The sensory guide and social narrative should be made available in advance of the show, either online or via email so that individuals can adequately prepare for the experience. This will help to reduce anxiety and increase enjoyment for all audience members.
To help neurodivergent individuals enjoy a performance without feeling confined, offering the option for freedom of movement can be valuable. One way to do this is by implementing a less structured seating arrangement for specific shows, ensuring that everyone can enjoy the performance on their own terms. For instance, an open seating arrangement that allows audience members to stand or move around during the performance can be particularly meaningful for autistic individuals. It can also be reassuring to let them know that if they need to leave the space at any point, they are welcome to return when they feel ready.
Provide a Take-a-Break Space during your shows, equipping it with a variety of fidgets, weighted blankets, and other sensory supports. Another option is a Quiet Room, which is a place that allows the performance to be viewed with some separation from the audience. This can be done using televisions, streaming options, on-demand viewing, and more.

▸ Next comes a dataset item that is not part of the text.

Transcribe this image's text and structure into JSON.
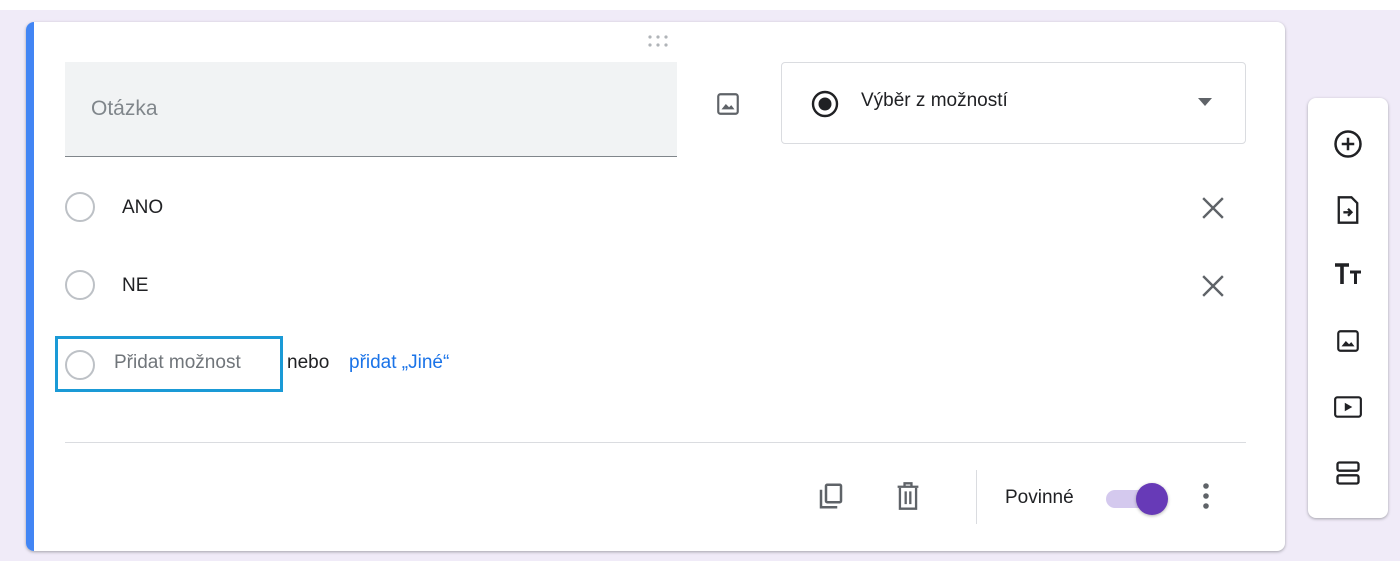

In honor of Autism Awareness Day, spend some time learning about the many ways you can become inclusive of neurodivergent people in your everyday life. A few sources to research (or donate to) include:
Including autistic individuals in theatre and embracing neurodiverse perspectives can promote greater understanding and empathy in our society. In creating more inclusive and accessible environments, we can give autistic individuals a platform to share their unique talents and perspectives. By promoting neurodiversity and recognizing the value of different ways of thinking and experiencing the world, we can create a more inclusive and equitable society for all.